*** Block opens ***

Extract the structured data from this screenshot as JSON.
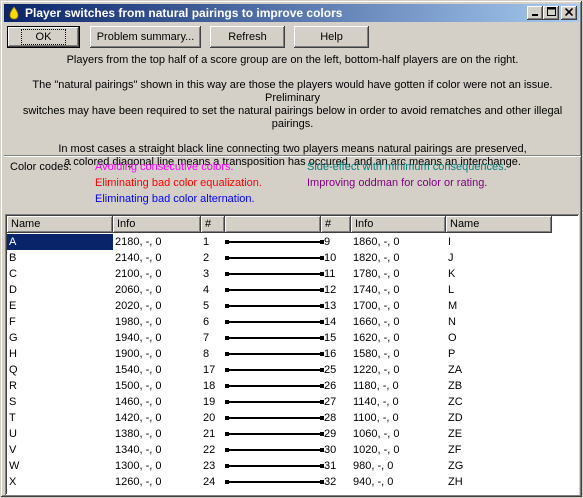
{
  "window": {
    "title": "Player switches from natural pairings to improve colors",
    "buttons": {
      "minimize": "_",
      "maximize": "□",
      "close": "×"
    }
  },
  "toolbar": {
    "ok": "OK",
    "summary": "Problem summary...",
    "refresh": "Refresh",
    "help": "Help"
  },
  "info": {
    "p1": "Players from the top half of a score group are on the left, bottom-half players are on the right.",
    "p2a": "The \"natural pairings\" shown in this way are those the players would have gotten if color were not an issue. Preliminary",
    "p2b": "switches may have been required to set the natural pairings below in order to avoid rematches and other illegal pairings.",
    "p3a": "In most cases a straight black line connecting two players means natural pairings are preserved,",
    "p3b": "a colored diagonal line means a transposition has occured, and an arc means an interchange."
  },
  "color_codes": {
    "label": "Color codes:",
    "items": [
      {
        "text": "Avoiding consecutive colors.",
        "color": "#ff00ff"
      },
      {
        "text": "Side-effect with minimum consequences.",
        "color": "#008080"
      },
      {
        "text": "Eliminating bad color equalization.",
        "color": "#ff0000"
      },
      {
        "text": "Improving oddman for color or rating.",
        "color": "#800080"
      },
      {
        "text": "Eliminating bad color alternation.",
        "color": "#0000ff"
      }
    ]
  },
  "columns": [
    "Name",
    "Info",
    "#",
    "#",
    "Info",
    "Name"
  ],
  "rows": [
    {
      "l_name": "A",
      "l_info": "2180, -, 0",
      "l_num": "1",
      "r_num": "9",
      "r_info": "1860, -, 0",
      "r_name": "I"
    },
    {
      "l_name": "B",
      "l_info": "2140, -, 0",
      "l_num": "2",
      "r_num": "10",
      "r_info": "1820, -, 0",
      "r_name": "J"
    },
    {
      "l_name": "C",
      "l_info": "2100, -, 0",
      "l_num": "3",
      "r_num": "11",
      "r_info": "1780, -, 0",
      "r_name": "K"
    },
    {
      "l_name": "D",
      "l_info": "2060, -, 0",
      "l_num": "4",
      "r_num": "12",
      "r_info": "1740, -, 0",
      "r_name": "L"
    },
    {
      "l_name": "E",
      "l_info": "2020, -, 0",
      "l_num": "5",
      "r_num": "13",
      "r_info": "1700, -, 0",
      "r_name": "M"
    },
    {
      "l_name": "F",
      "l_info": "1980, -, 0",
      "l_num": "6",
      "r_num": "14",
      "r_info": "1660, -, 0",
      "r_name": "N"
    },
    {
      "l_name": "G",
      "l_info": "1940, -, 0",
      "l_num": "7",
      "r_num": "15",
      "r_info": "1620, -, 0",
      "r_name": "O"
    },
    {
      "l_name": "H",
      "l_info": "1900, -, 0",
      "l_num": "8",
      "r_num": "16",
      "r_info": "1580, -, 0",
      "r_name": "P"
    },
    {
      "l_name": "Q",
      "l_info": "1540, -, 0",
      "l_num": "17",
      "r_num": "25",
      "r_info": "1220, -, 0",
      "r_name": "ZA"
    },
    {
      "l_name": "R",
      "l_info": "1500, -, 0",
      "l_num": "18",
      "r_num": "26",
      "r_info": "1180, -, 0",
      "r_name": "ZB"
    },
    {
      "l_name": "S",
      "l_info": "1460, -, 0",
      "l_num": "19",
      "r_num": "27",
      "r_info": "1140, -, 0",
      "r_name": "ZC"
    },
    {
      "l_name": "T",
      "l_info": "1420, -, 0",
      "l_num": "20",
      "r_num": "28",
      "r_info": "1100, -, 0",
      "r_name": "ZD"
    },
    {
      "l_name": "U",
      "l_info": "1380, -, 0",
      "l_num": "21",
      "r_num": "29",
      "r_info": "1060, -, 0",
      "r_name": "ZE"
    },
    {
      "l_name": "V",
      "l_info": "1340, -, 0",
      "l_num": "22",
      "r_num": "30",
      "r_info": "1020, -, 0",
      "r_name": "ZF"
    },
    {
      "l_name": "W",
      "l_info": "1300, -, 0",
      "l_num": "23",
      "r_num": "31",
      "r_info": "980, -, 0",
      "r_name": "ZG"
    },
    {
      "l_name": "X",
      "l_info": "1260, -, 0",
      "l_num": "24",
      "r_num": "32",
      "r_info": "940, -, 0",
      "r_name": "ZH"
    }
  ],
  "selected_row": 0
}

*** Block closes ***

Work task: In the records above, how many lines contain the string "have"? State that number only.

Response below: 2